Carrasco, on the other hand, says a lot of engine builders have had success using a locking fluid. "They tell me it helps fill any voids between the seat and head for improved heat transfer and valve cooling. You don’t see many production engine rebuilders doing this but you do see smaller shops doing it," said Carrasco.
Installing the new seats once the counterbores have been cut is a fairly simple procedure. A piloted driver is used to push the seat into position. Many aftermarket seats have a bevel or radius on the outside lower edge to make installation easier. Make sure this side faces down when installing the seat.
Some engine builders preheat the head or chill the inserts in a freezer or with nitrogen prior to installing them to make the job easier. Others say this should not be necessary if you use the normal amount of interference fit. Even so, it’s another trick that may come in handy on a problem head or application that requires something out of the ordinary.
After the seats have been installed, they can be finished as required. The guides must be reconditioned or replaced before doing this, however, because all seat work is done by centering off the guides.
Seats should be as concentric as possible for a tight compression seal and proper valve cooling. The rounder the seat, the better. Seat runout should not exceed .001˝ per inch of seat diameter. Some shops aim for .0005˝ or less of runout.
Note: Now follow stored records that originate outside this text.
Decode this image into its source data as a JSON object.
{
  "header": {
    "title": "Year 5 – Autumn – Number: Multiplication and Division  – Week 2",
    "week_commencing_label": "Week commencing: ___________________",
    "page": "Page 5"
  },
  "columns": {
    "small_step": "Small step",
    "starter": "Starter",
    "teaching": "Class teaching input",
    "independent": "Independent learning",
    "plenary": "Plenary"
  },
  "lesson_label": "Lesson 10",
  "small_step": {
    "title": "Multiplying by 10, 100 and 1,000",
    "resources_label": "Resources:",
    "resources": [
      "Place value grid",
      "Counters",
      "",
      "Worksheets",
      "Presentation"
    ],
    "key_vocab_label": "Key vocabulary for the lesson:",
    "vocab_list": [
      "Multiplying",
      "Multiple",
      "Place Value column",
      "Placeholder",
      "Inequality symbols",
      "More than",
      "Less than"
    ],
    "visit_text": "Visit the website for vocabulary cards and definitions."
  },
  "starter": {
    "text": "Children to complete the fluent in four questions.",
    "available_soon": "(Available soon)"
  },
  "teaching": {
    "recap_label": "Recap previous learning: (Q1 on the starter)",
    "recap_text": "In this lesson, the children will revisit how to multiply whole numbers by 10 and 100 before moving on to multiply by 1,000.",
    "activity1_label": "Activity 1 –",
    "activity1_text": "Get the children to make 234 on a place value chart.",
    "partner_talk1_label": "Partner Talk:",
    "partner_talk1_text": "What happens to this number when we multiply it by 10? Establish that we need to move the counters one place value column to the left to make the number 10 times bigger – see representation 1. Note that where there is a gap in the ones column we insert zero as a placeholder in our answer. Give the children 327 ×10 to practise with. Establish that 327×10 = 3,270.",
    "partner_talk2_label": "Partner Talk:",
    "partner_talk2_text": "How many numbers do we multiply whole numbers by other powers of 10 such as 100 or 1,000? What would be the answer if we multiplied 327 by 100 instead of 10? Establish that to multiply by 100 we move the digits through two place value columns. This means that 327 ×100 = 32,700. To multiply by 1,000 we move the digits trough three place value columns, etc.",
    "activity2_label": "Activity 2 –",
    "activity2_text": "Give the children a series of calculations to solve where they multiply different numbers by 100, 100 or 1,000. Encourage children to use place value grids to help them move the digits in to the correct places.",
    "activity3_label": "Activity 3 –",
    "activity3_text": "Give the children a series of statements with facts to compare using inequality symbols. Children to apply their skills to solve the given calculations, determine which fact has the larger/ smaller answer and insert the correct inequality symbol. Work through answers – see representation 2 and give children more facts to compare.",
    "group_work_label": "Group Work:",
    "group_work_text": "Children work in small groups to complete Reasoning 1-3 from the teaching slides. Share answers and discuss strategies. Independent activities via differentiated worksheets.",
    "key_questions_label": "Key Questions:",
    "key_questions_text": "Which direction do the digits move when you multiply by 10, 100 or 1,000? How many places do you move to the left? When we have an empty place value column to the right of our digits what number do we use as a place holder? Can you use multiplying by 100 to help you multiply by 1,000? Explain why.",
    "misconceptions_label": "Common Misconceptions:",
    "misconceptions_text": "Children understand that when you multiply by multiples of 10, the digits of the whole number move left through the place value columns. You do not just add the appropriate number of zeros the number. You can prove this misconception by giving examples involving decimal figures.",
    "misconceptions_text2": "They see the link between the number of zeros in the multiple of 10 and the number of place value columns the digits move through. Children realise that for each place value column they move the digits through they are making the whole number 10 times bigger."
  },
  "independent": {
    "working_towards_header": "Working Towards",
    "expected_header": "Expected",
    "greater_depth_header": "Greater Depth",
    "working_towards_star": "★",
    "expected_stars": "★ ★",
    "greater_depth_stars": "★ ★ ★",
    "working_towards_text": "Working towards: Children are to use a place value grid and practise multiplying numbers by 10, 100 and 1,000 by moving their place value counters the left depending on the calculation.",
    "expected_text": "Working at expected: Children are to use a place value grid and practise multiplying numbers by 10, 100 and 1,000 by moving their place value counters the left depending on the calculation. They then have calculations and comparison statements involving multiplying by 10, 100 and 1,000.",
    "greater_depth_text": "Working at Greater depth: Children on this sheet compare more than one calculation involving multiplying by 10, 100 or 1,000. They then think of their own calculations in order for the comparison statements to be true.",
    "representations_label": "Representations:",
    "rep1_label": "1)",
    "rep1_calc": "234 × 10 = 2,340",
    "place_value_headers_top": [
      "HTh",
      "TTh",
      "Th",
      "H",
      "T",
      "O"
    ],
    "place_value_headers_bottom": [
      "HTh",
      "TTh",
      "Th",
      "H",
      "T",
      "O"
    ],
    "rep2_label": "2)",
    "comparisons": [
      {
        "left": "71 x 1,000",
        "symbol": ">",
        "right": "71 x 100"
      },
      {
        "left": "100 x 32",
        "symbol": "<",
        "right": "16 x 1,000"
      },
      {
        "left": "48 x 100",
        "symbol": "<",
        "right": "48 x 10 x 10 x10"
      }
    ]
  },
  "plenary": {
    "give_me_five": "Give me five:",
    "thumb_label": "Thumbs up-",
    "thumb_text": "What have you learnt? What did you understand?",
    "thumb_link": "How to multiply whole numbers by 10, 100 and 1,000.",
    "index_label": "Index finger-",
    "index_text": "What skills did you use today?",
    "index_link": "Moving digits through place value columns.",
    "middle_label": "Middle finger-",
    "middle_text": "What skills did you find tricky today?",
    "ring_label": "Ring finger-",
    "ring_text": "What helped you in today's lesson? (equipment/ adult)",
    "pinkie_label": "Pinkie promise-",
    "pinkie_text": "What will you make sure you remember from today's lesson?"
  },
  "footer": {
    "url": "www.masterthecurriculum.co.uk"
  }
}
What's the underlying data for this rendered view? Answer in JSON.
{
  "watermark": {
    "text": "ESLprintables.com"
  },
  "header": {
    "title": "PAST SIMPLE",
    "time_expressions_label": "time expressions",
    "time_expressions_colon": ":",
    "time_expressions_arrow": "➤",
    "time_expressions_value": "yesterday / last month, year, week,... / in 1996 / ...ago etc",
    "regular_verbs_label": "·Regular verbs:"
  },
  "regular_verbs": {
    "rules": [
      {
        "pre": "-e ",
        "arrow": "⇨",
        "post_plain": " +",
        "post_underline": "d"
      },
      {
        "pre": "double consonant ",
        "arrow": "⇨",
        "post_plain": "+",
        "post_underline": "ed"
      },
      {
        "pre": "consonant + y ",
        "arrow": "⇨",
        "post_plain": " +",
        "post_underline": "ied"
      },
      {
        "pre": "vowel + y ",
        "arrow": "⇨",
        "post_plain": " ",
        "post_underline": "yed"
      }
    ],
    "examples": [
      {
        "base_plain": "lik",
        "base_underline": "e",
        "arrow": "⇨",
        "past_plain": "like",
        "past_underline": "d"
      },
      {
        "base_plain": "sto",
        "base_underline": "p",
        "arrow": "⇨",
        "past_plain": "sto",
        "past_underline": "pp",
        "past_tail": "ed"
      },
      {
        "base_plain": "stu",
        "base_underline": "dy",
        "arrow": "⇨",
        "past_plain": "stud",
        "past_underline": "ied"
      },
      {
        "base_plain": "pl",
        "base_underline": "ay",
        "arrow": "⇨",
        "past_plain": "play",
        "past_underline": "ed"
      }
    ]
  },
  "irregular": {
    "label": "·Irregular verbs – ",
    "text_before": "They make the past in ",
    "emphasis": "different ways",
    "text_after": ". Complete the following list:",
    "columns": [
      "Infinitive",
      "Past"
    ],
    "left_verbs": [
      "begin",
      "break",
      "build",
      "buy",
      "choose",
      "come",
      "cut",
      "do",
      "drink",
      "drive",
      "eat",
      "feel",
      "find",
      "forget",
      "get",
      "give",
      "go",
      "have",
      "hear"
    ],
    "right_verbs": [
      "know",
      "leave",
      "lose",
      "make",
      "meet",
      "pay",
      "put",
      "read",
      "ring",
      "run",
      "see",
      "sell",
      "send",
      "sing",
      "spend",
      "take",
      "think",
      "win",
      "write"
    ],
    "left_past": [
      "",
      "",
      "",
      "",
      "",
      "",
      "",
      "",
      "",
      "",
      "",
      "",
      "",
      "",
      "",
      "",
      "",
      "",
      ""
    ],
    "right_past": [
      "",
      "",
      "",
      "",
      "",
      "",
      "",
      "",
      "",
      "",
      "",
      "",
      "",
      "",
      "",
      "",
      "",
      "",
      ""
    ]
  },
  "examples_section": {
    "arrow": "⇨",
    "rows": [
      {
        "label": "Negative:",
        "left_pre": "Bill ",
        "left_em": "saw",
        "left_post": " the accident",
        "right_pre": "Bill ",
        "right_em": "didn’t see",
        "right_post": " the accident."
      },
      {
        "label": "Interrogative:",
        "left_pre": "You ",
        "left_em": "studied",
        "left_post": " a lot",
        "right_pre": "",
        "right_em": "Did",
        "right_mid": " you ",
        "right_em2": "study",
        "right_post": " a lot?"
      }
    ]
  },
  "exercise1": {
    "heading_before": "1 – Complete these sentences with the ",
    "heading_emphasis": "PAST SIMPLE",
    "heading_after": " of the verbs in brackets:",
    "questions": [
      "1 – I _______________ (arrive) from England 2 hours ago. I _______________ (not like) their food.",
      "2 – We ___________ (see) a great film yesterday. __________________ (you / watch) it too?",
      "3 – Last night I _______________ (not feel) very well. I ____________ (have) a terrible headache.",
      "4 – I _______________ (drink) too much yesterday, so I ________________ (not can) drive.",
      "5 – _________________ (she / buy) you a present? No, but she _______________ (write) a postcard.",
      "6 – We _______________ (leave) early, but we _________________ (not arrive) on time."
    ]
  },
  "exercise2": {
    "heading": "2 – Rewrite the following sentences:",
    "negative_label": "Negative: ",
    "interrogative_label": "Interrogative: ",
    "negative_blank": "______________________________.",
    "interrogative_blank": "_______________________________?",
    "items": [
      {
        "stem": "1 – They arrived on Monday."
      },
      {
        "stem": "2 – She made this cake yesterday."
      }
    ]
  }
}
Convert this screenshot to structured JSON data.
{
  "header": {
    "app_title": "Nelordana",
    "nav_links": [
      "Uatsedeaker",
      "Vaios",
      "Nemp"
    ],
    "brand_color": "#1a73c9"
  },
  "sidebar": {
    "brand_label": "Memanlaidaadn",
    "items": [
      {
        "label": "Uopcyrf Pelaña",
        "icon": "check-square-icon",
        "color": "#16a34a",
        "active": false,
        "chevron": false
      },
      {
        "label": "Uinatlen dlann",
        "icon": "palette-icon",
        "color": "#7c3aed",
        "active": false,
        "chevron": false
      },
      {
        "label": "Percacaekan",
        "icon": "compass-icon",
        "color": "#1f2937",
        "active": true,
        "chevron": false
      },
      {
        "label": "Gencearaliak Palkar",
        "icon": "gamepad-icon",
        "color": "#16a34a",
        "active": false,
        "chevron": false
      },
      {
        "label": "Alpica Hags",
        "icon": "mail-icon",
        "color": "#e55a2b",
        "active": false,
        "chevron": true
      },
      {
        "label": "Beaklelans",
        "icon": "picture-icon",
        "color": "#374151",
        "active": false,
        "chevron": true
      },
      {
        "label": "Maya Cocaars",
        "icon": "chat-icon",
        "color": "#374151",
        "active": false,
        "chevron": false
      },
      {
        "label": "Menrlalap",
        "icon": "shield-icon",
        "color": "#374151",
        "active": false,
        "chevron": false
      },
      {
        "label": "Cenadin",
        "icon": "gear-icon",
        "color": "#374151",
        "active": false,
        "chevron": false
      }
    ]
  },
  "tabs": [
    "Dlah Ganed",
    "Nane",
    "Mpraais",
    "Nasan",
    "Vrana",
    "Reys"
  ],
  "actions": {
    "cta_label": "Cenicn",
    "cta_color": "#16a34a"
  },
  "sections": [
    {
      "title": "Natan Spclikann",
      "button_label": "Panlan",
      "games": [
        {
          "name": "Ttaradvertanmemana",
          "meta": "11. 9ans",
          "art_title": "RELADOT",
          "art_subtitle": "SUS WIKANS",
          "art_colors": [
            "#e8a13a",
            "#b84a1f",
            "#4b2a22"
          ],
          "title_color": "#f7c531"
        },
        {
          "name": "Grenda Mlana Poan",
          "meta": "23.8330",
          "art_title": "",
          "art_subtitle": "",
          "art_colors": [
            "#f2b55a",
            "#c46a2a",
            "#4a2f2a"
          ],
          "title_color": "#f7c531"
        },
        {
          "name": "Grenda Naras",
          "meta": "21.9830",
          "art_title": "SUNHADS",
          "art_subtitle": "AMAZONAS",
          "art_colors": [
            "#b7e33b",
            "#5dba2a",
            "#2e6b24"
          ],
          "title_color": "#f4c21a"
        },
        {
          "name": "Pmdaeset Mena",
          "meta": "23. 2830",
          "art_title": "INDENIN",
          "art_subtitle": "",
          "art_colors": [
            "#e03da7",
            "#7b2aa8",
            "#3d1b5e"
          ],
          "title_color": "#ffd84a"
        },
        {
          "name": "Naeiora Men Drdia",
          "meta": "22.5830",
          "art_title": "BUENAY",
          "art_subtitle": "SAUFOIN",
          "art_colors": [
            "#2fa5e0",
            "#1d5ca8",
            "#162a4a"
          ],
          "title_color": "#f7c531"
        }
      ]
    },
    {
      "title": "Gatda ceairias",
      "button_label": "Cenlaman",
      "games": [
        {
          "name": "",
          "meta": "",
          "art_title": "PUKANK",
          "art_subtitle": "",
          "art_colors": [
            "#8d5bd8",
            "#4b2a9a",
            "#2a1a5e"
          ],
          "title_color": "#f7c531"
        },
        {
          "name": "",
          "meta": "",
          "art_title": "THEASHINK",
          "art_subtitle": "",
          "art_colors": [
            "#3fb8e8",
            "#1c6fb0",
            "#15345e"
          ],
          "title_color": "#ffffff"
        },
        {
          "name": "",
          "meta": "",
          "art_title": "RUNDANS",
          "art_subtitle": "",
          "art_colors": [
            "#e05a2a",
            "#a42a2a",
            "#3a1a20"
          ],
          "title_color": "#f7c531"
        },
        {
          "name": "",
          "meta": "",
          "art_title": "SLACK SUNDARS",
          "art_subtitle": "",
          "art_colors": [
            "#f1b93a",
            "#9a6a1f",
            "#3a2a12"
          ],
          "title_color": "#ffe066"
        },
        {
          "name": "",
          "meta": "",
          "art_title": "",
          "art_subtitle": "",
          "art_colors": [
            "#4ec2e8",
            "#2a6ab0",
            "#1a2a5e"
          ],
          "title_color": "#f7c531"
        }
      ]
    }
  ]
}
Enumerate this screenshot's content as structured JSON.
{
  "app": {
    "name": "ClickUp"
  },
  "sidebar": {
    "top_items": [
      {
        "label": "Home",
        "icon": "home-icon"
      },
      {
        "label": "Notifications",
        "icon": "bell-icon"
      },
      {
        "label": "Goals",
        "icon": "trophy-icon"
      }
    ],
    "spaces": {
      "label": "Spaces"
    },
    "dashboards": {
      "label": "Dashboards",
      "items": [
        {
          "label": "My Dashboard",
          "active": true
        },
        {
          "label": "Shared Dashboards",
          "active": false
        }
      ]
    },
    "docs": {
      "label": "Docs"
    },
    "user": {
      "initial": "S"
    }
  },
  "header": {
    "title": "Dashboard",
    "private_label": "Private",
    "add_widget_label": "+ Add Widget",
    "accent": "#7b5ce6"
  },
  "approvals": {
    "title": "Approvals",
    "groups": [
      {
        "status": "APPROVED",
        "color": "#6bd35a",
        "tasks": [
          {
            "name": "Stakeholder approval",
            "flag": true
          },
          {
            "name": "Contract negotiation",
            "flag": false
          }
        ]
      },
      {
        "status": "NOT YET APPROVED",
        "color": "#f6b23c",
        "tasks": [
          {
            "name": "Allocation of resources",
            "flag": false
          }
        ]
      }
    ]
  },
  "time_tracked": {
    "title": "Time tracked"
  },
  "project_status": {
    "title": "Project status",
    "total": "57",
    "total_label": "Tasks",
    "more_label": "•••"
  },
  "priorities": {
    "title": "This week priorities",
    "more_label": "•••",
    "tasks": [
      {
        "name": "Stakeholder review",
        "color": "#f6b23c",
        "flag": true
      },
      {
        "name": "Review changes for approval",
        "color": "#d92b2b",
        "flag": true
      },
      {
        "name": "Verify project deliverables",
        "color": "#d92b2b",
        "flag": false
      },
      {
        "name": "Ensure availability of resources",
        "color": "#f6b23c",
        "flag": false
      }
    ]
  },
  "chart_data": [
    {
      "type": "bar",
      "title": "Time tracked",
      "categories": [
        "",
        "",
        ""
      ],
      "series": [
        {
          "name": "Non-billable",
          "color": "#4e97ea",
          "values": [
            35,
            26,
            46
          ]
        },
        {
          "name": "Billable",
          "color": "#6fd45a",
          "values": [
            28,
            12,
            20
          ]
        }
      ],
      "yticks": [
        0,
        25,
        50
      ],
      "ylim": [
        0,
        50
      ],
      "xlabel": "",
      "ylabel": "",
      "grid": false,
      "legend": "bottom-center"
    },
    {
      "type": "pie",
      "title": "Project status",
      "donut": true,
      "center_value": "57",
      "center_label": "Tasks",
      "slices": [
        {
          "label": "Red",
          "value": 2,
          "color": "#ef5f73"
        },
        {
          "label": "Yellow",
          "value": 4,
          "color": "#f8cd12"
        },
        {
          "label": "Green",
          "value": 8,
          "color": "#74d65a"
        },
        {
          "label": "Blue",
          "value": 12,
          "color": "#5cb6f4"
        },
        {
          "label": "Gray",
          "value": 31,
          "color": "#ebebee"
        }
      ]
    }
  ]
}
The best way to check concentricity is with a runout gauge. Pulling vacuum on the valve port with the valve in place is another method for checking the mating of the seat and valve. But the ability to hold vacuum is no guarantee of concentricity. Both methods should be used to check the quality of your work.
Seat width is also important for good heat transfer, proper sealing and long valve life. If the seat is too narrow, wear resistance and heat transfer can suffer. And if the seat is too wide, there may not be enough pressure to provide a tight seal. A wide seat also tends to trap deposits that can hold the valve off its seat. This too, can reduce heat transfer as well as compression. As a rule of thumb, the ideal seat width for intake valves is usually around 1/16˝. For exhaust valves, it’s 3/32˝ – or whatever the manufacturer specifies.
The point at which the valve and seat mate is also important. If the area of contact is too high on the valve face (too close to the margin), the valve may be sunken into the head. This increases installed height, upsets valvetrain geometry and restricts free breathing. If the area of contact is too low on the face (too far from the margin), the valve will ride too high on the seat. As the engine warms up and the valve expands, the contact point moves down the valve face away from the margin. The valve may lose partial contact with the seat causing it to lose compression and run hot.
Ideally, the valve should contact the seat about one third of the way down the valve face (about 1/32˝ from the margin) so there is about 1/64˝ of overhang between the margin and top of the seat. EB